He ordered Laventry Beria, the NKVD head, to comb eastern Poland and identify veterans of the 1920 Polish-Soviet war, along with others who might be anti-Soviet, and forcibly deport their entire families.
“The deportation of the locals from the western territories, which looked horrible, was nonetheless not a surprise to us because we'd seen it all before. We were raised to believe that these were enemies of the people and that they had to be deported. At the time it was the norm for us.”- Georgy Dragunov, 3rd Assault Brigade, Red Army

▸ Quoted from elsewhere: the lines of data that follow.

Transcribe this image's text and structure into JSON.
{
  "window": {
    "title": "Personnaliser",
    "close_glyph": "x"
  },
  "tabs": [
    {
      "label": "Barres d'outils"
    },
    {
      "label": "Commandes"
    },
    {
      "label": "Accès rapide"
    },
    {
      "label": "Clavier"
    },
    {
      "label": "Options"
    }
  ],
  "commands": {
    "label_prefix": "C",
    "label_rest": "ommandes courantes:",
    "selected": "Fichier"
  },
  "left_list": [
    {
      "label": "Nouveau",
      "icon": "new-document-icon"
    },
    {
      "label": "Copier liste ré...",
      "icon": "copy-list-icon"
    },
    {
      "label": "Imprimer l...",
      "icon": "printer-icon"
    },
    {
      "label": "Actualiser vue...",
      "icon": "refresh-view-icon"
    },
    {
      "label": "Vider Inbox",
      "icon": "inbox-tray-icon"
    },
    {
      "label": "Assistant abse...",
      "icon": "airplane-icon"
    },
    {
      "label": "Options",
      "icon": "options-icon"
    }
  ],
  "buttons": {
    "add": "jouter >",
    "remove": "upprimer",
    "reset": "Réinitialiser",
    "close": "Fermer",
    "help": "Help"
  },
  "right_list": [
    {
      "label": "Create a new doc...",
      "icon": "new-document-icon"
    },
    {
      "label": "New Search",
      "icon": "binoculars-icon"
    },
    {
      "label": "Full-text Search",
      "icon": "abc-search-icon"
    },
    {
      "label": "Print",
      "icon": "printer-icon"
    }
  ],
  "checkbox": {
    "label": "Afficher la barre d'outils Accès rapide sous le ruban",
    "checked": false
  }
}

But not every veteran was deported. In the Kremlin on March 5, 1940, Stalin and other senior Soviet figures signed a document ordering the murder of nearly 22,000 Polish officers and members of the elite who were being held in special NKVD prisons. This act, carried out in April, would become known as the Katyn massacre and would later haunt relations between Stalin and the Western Allies.